**Goal of the exercise**
All of the entries need to be printed again exactly; pictures are the only thing to omit.

**The data**
####################

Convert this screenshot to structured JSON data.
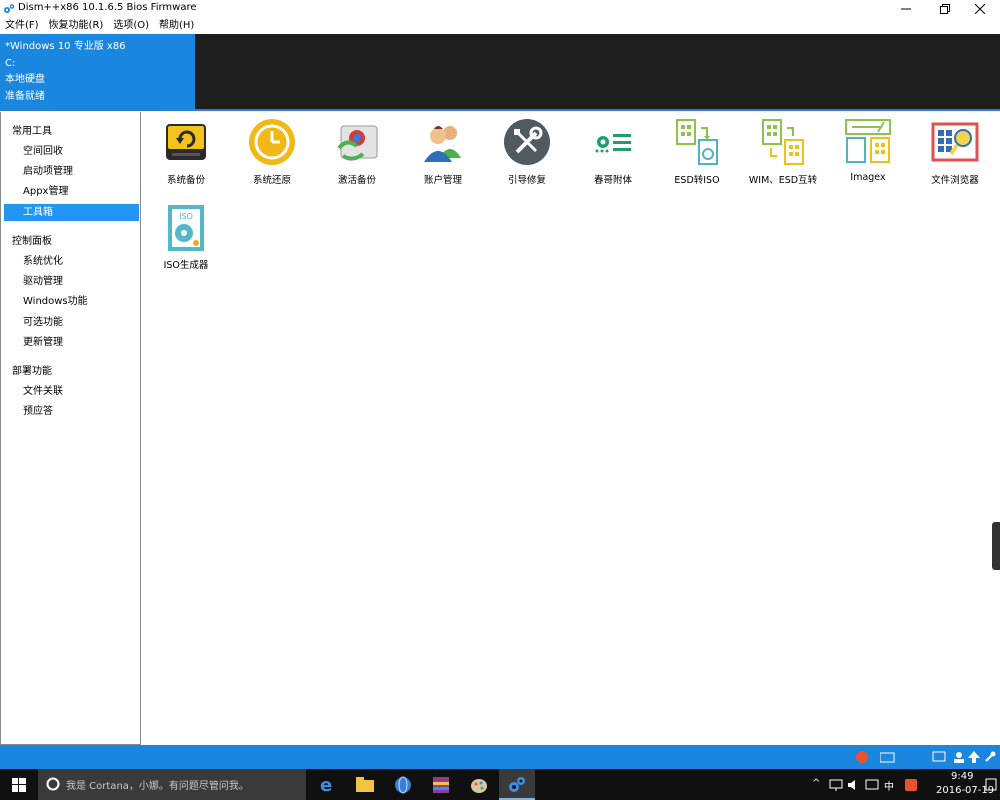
{
  "window": {
    "title": "Dism++x86 10.1.6.5 Bios Firmware"
  },
  "menu": [
    "文件(F)",
    "恢复功能(R)",
    "选项(O)",
    "帮助(H)"
  ],
  "header": {
    "os_name": "*Windows 10 专业版 x86",
    "drive": "C:",
    "disk_type": "本地硬盘",
    "status": "准备就绪"
  },
  "sidebar": {
    "groups": [
      {
        "label": "常用工具",
        "items": [
          "空间回收",
          "启动项管理",
          "Appx管理",
          "工具箱"
        ]
      },
      {
        "label": "控制面板",
        "items": [
          "系统优化",
          "驱动管理",
          "Windows功能",
          "可选功能",
          "更新管理"
        ]
      },
      {
        "label": "部署功能",
        "items": [
          "文件关联",
          "预应答"
        ]
      }
    ],
    "active_item": "工具箱"
  },
  "tools": [
    {
      "label": "系统备份",
      "icon": "disk-backup-icon"
    },
    {
      "label": "系统还原",
      "icon": "clock-restore-icon"
    },
    {
      "label": "激活备份",
      "icon": "activation-backup-icon"
    },
    {
      "label": "账户管理",
      "icon": "users-icon"
    },
    {
      "label": "引导修复",
      "icon": "wrench-screwdriver-icon"
    },
    {
      "label": "春哥附体",
      "icon": "toggle-lines-icon"
    },
    {
      "label": "ESD转ISO",
      "icon": "esd-to-iso-icon"
    },
    {
      "label": "WIM、ESD互转",
      "icon": "wim-esd-convert-icon"
    },
    {
      "label": "Imagex",
      "icon": "imagex-icon"
    },
    {
      "label": "文件浏览器",
      "icon": "file-browser-icon"
    },
    {
      "label": "ISO生成器",
      "icon": "iso-generator-icon"
    }
  ],
  "taskbar": {
    "search_placeholder": "我是 Cortana，小娜。有问题尽管问我。",
    "ime": "中",
    "time": "9:49",
    "date": "2016-07-19"
  },
  "colors": {
    "accent": "#1b86de",
    "header_dark": "#1e1e1e",
    "selected": "#2196f3",
    "taskbar": "#101010"
  }
}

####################

**The completed task**
Convert this screenshot to structured JSON data.
{
  "window": {
    "title": "Dism++x86 10.1.6.5 Bios Firmware"
  },
  "menu": [
    "文件(F)",
    "恢复功能(R)",
    "选项(O)",
    "帮助(H)"
  ],
  "header": {
    "os_name": "*Windows 10 专业版 x86",
    "drive": "C:",
    "disk_type": "本地硬盘",
    "status": "准备就绪"
  },
  "sidebar": {
    "groups": [
      {
        "label": "常用工具",
        "items": [
          "空间回收",
          "启动项管理",
          "Appx管理",
          "工具箱"
        ]
      },
      {
        "label": "控制面板",
        "items": [
          "系统优化",
          "驱动管理",
          "Windows功能",
          "可选功能",
          "更新管理"
        ]
      },
      {
        "label": "部署功能",
        "items": [
          "文件关联",
          "预应答"
        ]
      }
    ],
    "active_item": "工具箱"
  },
  "tools": [
    {
      "label": "系统备份",
      "icon": "disk-backup-icon"
    },
    {
      "label": "系统还原",
      "icon": "clock-restore-icon"
    },
    {
      "label": "激活备份",
      "icon": "activation-backup-icon"
    },
    {
      "label": "账户管理",
      "icon": "users-icon"
    },
    {
      "label": "引导修复",
      "icon": "wrench-screwdriver-icon"
    },
    {
      "label": "春哥附体",
      "icon": "toggle-lines-icon"
    },
    {
      "label": "ESD转ISO",
      "icon": "esd-to-iso-icon"
    },
    {
      "label": "WIM、ESD互转",
      "icon": "wim-esd-convert-icon"
    },
    {
      "label": "Imagex",
      "icon": "imagex-icon"
    },
    {
      "label": "文件浏览器",
      "icon": "file-browser-icon"
    },
    {
      "label": "ISO生成器",
      "icon": "iso-generator-icon"
    }
  ],
  "taskbar": {
    "search_placeholder": "我是 Cortana，小娜。有问题尽管问我。",
    "ime": "中",
    "time": "9:49",
    "date": "2016-07-19"
  },
  "colors": {
    "accent": "#1b86de",
    "header_dark": "#1e1e1e",
    "selected": "#2196f3",
    "taskbar": "#101010"
  }
}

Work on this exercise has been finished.